WASHINGTON – Economics should take a bigger role in setting global migration policies because migration is largely driven by labor market demands, an issue not understood by many of the immigration policymakers, a lead economist at the World Bank said Thursday.
Caglar Ozden, lead economist in the bank’s development and research group, outlined 10 ideas to strengthen migration policies, including employer-driven immigration programs, a path to citizenship or residency for temporary workers, evenly distributed refugee resettlement and assistance and re-training programs for native populations.
“However you cut it, it’s all about wages. Even refugee flows are determined by labor market demands at the end of the day,” Ozden said during a World Bank panel discussion. “But when you look at the top migration policymakers, there are very few economists. It’s dominated by soldiers and lawyers, who have a different mindset.”
Ozden argued that labor market demand is more powerful than policies to restrict migration. He said that after the United States ended its Bracero Program that welcomed temporary Mexican migrant workers in 1964, illegal Mexican immigration rapidly increased, keeping total Mexican migration at similar levels.

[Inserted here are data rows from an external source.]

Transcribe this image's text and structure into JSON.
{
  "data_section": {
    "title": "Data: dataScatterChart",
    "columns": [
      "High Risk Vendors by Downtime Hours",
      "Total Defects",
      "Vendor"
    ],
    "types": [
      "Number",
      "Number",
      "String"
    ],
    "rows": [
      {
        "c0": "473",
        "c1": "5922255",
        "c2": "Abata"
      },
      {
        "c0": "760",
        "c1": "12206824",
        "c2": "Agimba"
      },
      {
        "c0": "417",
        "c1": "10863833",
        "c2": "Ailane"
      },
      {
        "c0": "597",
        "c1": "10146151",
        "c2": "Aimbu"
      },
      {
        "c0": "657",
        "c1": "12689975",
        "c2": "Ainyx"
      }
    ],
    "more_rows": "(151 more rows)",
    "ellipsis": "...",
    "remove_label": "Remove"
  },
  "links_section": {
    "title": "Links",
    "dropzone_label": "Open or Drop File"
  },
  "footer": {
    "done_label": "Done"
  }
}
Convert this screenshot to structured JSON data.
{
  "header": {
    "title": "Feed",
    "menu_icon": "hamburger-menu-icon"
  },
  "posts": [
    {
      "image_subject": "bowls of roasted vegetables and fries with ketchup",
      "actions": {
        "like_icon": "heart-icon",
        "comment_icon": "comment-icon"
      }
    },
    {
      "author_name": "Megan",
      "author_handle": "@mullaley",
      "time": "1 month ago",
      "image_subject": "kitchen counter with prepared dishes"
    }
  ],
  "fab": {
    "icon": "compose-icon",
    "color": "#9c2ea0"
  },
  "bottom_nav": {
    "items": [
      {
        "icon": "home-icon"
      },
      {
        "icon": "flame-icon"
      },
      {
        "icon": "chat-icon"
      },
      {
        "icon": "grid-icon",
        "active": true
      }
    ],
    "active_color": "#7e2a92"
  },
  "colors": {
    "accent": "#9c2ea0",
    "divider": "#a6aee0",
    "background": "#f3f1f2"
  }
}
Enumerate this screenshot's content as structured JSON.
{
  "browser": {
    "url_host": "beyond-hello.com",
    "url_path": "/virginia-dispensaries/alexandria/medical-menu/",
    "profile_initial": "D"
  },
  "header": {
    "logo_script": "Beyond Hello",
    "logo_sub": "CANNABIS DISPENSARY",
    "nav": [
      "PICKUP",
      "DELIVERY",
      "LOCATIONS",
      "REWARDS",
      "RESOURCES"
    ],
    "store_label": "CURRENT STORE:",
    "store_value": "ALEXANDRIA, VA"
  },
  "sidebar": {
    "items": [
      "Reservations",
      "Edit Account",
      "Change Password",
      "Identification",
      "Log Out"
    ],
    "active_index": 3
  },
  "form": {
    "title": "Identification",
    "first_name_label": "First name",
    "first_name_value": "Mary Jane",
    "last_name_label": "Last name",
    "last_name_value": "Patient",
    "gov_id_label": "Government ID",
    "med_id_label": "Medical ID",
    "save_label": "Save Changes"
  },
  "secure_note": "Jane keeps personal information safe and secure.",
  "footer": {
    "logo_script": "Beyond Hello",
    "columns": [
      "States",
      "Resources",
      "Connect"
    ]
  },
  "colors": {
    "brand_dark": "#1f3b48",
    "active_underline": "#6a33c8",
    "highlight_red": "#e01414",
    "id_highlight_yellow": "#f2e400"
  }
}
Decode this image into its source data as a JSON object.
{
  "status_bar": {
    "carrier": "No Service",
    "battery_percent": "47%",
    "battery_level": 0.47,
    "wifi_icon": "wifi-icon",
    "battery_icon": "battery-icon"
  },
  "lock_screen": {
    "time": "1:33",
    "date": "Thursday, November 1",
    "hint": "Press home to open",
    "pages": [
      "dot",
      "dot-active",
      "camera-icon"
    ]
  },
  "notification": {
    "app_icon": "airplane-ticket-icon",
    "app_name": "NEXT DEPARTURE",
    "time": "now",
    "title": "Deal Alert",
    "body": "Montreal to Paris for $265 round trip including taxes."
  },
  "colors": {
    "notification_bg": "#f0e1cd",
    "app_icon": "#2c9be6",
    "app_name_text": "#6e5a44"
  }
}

“You block one entry, and the power of the wage gap finds another way to equalize the equation,” he said.
Spokesman Dave Ray of the Federation for American Immigration Reform, which advocates for reducing immigration and creating stricter laws, disagreed.
“You can never underestimate the value of deterrents,” he said in a phone interview. “It regulates how fast people drive, how often people cheat on their taxes, and it can regulate people from coming illegally. If people truly believe they will have difficulty coming in and getting a job once they’re here, far fewer will try to come in the first place.”
Ozden cautioned that migration-friendly policies would need to be offset with programs that help native populations adjust. He said that migration has serious downsides for citizens of the receiving countries and can lead to concentrated wage decline and displacement for citizens.
World Bank Vice President of Europe and Central Asia Cyril Muller said that citizens of countries such as those in Eastern and Central Europe would be more accepting of increased levels of labor migration if they better understood the economic benefits.
“You need migration to maintain vibrant labor markets,” said Muller. “That’s something some of these countries need to be challenged on.”
Muller acknowledged that some citizens are displaced if their job skills are similar to the immigrants, but asserted that economic diversification benefits outweighed those concerns.
“I’m worried closing their borders means they limit growth opportunities,” said Muller. “Look at Silicon Valley today—how many of them are first- or second-generation?”
Published in conjunction with